Perhaps most worrying of all is the collapse of the rule of law. The Maastricht budget deficit guidelines, the Dublin Regulation on the processing of asylum seekers, the non‐bailout clause in the Lisbon Treaty — all have been discarded with frightening ease. Is it any wonder that insecurity, mutual recrimination and mistrust stalk the continent?
In a futile attempt to cope with the crises that are threating to overwhelm it, Brussels has made a pitch for more powers. If successful, the move will further vitiate national parliaments, sow mistrust between nations and peoples, and worsen the democratic deficit.
Brussels’ claims that it can solve Europe’s problems through political and economic centralization are getting bolder — even as events like the failure to solve the escalating refugee crisis offer painful daily reminders of the EU’s ineptitude.
The outlook for the EU is unpropitious. The end of Europe’s economic slump is not in sight. Europe’s share in the world economy continues to shrink. Having recently concluded the Trans‐Pacific Partnership Agreement, the US and other nations of the Pacific Basin are on the cusp of a new era in world trade. At the same time, parallel negotiations between the United States and the EU for the Trans‐Atlantic Trade and Investment Partnership languish.
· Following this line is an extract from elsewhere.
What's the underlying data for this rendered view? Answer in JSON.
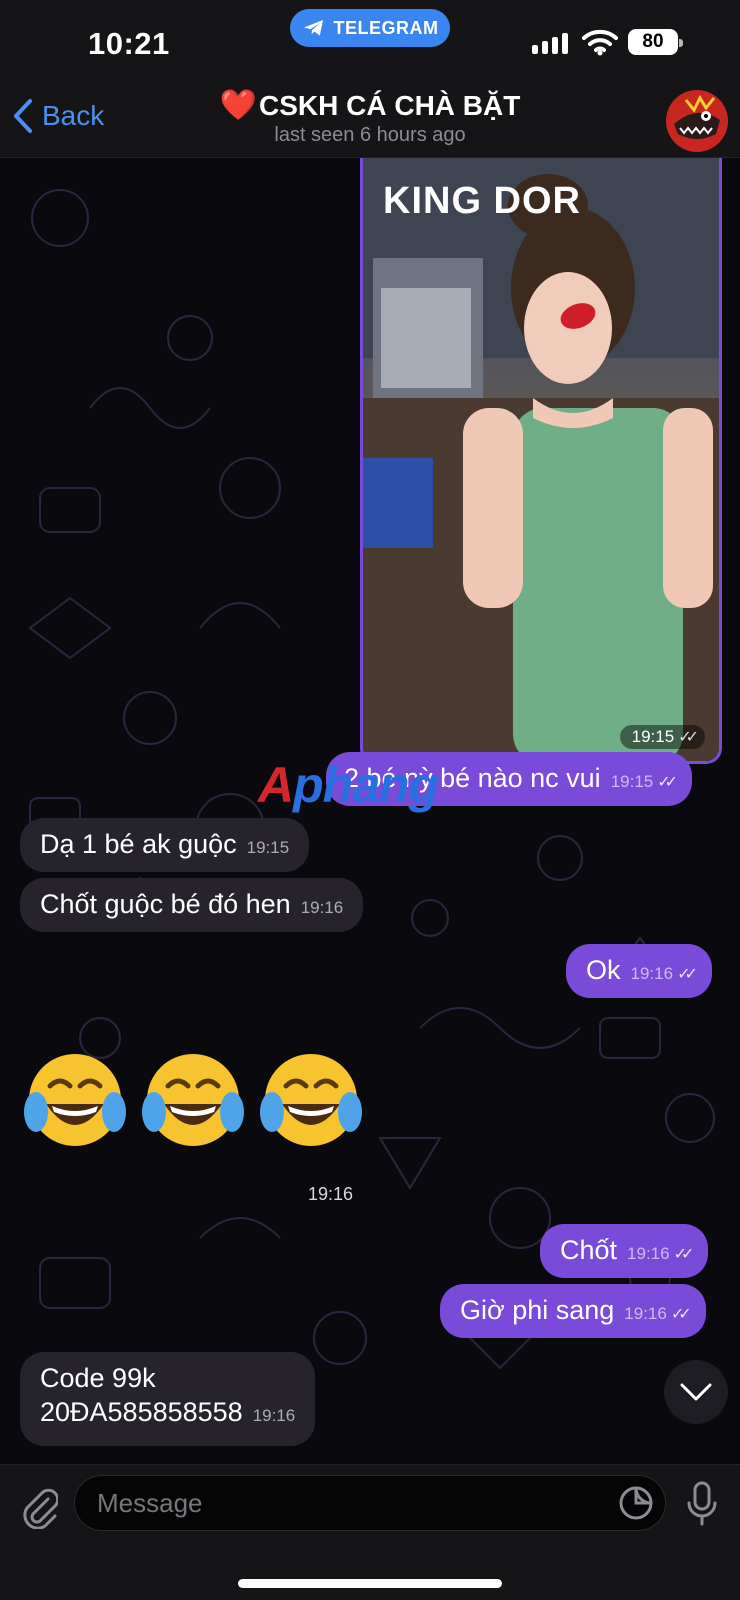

Britain is the world’s fifth largest economy. In case of Brexit, it will be in America’s interest to see Britain prosper. Rather than cajoling the British voter and threatening the U.K.’s economy with a protracted period of uncertainty, Obama and Froman should keep out of the Brexit debate and keep an open mind about a bi‐lateral trade deal with Britain as well as Britain’s entry into the TPP.